top_1_963_35.JPG
top_2_1.jpg top_2_2.jpg
 
 
  HOME   PUBLISH   DONATE   ABOUT   CONTACT   HELP   SEARCH  
 
   
Congressional Preemption
Regulatory Federalism
Congressional Preemption
Click on image to enlarge

Joseph F. Zimmerman - Author
Price: $70.00 
Hardcover - 302 pages
Release Date: May 2005
ISBN10: 0-7914-6563-2
ISBN13: 978-0-7914-6563-9

Quantity:  
Price: $31.95 
Paperback - 302 pages
Release Date: June 2006
ISBN10: 0-7914-6564-0
ISBN13: 978-0-7914-6564-6

Quantity:  
Available as a Google eBook
for other eReaders and tablet devices.
Click icon below...


Summary Read First Chapter image missing

Examines the use of preemption powers by Congress to completely or partially remove regulatory authority from state and local governments.

Congressional Preemption provides an in-depth account of the use of preemption powers by Congress to either partially or completely remove regulatory authority from state and local governments in a wide variety of fields. Author Joseph F. Zimmerman exposes the inadequacies of the two current theories of United States federalism—dual and cooperative—by exploring the impact of Congress' frequent use of its preemption powers since 1965. While the dual and cooperative federalism theories retain a degree of explanatory power, Zimmerman considers why they do not explain the profound systemic changes produced by congressional preemption. Other topics covered include congressional use of conditional grants-in-aid, crossover sanctions, tax credits, tax sanctions, and partial and complete redemption; the theory of political safeguards of federalism; and the Blackmun Thesis, which encourages states to seek relief from preemption statutes in Congress and not the courts.
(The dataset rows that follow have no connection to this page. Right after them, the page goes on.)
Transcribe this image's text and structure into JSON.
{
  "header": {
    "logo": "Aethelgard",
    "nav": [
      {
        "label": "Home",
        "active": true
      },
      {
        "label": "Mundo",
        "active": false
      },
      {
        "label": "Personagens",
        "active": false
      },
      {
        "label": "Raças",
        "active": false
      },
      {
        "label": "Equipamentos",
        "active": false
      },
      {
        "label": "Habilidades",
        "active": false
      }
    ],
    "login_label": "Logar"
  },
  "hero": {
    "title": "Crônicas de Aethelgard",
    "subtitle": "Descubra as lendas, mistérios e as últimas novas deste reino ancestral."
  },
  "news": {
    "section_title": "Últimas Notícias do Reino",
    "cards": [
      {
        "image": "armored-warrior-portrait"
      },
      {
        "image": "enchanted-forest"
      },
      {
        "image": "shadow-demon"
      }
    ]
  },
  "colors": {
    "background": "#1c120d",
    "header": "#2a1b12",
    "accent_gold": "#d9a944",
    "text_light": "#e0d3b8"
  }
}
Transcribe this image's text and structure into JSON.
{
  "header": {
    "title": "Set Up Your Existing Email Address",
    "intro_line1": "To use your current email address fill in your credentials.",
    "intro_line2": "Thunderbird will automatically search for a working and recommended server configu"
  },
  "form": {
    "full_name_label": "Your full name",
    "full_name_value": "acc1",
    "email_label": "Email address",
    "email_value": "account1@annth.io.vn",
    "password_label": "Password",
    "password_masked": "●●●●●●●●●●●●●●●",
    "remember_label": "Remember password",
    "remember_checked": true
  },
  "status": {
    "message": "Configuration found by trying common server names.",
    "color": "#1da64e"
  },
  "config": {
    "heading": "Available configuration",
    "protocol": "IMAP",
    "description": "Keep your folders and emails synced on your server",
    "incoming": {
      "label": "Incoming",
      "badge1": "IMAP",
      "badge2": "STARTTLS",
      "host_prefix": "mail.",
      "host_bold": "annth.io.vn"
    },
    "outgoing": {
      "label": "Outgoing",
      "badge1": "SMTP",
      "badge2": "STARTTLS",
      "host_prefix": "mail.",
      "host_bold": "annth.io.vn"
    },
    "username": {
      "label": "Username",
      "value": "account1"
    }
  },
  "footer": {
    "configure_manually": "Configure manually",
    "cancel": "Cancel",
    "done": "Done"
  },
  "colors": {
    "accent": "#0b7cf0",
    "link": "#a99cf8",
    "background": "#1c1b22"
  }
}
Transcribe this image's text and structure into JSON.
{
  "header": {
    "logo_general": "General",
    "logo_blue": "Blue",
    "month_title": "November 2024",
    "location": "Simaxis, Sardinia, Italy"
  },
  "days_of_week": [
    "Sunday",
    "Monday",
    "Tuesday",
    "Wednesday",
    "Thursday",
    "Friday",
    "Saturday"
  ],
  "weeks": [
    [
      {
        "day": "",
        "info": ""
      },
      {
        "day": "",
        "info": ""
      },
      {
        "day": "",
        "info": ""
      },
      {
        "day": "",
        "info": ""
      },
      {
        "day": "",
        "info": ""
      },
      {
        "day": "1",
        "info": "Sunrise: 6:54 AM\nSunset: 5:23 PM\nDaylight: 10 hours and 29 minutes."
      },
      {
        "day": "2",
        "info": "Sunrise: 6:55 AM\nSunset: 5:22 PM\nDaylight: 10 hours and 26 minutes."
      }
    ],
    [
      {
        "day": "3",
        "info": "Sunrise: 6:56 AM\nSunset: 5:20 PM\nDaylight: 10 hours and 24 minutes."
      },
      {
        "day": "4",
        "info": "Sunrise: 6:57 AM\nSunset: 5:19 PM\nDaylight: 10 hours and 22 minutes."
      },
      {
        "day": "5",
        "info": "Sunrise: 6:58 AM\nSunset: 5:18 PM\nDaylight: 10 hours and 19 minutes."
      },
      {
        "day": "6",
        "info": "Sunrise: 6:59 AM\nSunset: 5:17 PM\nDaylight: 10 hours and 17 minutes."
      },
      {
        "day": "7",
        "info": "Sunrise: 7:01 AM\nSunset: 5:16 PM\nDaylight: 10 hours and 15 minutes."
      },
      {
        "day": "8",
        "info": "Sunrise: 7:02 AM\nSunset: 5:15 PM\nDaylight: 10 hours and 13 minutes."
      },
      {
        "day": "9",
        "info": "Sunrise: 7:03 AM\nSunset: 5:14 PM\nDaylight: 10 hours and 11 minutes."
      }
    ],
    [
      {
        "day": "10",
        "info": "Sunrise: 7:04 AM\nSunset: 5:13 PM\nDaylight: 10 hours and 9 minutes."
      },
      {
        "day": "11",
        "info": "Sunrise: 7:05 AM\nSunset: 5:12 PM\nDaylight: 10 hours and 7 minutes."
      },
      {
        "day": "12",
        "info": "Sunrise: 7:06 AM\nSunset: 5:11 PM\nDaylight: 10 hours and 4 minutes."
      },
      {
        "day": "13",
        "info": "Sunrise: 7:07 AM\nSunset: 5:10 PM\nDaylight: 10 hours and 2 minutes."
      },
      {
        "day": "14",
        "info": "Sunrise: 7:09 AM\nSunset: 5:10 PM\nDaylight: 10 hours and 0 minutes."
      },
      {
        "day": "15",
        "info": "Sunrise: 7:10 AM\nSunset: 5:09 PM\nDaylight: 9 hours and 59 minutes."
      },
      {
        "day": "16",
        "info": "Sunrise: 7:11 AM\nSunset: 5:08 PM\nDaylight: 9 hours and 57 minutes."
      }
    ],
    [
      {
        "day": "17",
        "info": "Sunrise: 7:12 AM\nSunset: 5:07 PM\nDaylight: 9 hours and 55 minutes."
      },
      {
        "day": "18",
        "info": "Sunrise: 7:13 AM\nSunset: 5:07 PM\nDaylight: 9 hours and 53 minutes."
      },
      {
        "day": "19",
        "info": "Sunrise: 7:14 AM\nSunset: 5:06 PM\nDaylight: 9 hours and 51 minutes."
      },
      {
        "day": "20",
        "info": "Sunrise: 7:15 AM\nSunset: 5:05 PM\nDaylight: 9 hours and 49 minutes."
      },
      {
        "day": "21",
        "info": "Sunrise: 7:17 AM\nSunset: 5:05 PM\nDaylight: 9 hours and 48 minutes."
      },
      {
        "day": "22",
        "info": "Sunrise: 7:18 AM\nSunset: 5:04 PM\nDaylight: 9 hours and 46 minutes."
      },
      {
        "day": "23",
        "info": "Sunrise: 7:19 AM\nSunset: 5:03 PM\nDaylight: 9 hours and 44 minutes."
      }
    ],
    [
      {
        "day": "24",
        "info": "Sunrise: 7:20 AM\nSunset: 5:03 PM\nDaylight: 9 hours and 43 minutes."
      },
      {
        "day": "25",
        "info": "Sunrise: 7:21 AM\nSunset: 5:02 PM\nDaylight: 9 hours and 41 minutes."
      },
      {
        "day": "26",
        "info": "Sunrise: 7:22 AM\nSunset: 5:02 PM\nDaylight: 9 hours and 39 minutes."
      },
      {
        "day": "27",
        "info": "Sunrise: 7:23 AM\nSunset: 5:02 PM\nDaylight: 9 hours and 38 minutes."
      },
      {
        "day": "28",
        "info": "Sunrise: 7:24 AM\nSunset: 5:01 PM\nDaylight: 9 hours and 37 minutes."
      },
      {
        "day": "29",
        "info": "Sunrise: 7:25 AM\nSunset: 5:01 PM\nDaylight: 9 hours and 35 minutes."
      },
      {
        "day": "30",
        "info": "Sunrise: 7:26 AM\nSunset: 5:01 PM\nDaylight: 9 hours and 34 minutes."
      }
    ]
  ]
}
The book concludes with postulates of a broader theory of federalism and recommendations addressed to Congress to reinvigorate the federal system.

“Joseph Zimmerman’s Congressional Preemption provides a definitive account of preemption statutes, how they are used, and to what consequence across a range of regulatory policy domains.” — Perspectives on Politics

“This is a useful reference source for federalism, public administration, and public policy scholars who seek to gain greater understanding of the relationship between the US Congress and state and local governments … A major strength of this study is that Zimmerman identifies a multitude of preemption statutes that have shaped federalism, dating back to the beginning of the American political system in 1789.” — CHOICE

"Zimmerman is, without a doubt, among the leading scholars of federalism. He provides no less than a brilliant insight into a 'hidden' development of federalism: how the federal government has enhanced its position in the overall federal system through its usage of various forms of preemption powers." — Nelson Wikstrom, coauthor of Metropolitan Government and Governance: Theoretical Perspectives, Empirical Analysis, and the Future

Joseph F. Zimmerman is Professor of Political Science at the University at Albany, State University of New York, and the author of many books, including Interstate Economic Relations, also published by SUNY Press.

Bookmark and Share


Table of Contents

Preface
Acknowledgments

1. Congressional Preemption
2. Establishment of a Federation
3. Spending Power Preemption
4. Complete Field Preemption
5. Imperium in Imperio and Limited Preemption
6. Judicially Determined Preemption
7. Metamorphic Federalism

Notes
Bibliography
Index


Related Subjects
44510/44511(MR/MS/MC)

Related Titles

The Presidential Veto
The Presidential Veto
Public Spaces, Marketplaces, and the Constitution
Public Spaces, Marketplaces, and the Constitution
Elder Care Journey
Elder Care Journey
State Constitutions for the Twenty-first Century, Volumes 1, 2 & 3
State Constitutions for the Twenty-first Century, Volumes 1, 2 & 3
A Discourse on Disenchantment
A Discourse on Disenchantment
The President as Prisoner
The President as Prisoner
Cooperating Rivals
Cooperating Rivals
The Terms of Order
The Terms of Order
The Strategy of Nonviolent Defense
The Strategy of Nonviolent Defense
Supremely Political
Supremely Political



 
bottom_1_963_35.jpg